◆ PROBLEM DETAILS
Your reply should be one number, which is how many lines in the listing below contain "glyph".
▼
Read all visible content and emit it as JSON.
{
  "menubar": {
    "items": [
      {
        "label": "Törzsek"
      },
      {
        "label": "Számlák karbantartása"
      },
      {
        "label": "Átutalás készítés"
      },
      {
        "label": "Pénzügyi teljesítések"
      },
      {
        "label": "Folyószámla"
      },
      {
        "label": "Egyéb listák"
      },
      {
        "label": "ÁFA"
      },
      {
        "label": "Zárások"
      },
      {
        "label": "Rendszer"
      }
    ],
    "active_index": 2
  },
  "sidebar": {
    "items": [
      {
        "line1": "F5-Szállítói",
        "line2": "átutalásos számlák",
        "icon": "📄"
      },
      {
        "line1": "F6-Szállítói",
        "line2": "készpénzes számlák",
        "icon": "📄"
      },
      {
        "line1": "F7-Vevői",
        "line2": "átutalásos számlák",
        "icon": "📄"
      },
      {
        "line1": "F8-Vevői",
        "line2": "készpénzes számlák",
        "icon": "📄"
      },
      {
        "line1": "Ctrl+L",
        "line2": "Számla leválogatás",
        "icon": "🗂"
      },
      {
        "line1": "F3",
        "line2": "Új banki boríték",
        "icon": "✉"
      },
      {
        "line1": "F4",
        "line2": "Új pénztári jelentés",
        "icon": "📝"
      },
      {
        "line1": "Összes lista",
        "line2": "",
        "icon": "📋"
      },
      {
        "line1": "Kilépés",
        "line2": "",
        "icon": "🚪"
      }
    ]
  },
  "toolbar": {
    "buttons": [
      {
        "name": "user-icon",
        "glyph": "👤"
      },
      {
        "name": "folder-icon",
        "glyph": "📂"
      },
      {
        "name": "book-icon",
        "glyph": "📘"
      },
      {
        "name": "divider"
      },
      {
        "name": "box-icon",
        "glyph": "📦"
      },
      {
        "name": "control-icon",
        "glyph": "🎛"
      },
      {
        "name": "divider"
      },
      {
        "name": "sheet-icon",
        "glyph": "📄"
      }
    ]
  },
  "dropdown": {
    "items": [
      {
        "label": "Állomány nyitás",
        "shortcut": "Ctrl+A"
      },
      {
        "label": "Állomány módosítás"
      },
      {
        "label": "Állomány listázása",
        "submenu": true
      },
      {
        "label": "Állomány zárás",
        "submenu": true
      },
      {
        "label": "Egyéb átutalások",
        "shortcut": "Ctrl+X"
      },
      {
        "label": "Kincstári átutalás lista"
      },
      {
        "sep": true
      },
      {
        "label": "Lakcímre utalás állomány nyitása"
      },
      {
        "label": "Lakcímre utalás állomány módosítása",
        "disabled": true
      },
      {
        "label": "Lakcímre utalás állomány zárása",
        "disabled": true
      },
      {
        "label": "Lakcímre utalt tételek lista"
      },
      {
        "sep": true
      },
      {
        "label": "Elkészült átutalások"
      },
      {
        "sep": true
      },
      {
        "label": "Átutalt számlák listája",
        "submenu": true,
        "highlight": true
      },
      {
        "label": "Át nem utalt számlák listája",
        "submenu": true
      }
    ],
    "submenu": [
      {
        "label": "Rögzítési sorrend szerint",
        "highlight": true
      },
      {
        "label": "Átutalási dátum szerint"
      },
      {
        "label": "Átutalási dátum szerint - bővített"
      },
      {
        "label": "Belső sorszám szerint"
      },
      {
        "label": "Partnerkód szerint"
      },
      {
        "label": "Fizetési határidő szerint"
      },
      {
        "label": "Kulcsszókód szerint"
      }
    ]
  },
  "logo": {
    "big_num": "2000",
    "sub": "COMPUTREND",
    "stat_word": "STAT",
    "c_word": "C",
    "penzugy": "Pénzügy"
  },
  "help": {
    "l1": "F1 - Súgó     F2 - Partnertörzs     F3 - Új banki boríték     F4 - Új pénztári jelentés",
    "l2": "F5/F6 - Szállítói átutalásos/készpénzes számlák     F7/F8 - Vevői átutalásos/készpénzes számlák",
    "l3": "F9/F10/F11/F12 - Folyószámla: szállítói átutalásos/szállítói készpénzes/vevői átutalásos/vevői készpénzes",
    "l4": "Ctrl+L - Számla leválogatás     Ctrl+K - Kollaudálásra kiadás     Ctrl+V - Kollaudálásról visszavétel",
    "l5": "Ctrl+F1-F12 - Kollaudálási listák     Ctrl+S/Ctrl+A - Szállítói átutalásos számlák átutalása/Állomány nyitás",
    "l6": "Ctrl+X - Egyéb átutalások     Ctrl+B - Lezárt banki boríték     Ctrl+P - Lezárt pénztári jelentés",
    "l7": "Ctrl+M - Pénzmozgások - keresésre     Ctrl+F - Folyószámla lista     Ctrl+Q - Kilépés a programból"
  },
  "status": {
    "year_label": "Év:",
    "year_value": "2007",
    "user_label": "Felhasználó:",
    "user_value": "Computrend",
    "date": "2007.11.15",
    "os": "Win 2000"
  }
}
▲
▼
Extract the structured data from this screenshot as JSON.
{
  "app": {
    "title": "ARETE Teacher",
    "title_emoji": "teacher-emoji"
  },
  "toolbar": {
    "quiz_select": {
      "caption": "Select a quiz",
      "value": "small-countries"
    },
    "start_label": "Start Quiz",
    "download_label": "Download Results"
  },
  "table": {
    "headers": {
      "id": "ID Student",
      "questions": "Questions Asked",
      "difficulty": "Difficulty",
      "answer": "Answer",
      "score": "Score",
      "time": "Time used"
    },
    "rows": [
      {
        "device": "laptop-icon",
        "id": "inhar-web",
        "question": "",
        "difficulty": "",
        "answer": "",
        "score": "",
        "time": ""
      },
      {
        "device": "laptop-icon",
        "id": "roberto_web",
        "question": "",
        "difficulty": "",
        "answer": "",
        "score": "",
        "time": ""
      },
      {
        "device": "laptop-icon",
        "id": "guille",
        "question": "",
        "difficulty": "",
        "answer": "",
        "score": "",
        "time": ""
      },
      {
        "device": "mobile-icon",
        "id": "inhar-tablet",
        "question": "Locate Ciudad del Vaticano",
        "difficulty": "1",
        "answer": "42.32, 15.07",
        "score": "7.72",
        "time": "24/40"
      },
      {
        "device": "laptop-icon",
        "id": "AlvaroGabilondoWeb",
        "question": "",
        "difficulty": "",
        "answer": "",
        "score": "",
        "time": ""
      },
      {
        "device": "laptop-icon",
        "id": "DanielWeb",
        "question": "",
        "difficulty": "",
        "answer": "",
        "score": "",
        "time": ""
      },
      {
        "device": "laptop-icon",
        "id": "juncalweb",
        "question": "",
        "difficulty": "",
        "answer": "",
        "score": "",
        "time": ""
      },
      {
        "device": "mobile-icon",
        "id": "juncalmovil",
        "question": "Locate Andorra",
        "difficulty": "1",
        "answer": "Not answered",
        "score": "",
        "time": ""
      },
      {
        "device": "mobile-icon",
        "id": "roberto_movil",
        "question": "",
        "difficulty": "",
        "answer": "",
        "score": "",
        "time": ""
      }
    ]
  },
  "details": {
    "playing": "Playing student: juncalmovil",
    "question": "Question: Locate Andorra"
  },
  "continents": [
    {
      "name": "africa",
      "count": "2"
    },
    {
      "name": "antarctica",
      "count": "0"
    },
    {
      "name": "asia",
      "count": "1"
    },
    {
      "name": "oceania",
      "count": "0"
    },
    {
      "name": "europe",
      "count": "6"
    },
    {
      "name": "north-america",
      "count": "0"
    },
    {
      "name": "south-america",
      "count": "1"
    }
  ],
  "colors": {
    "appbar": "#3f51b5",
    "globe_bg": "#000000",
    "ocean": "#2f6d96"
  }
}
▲
◆ SOLUTION
6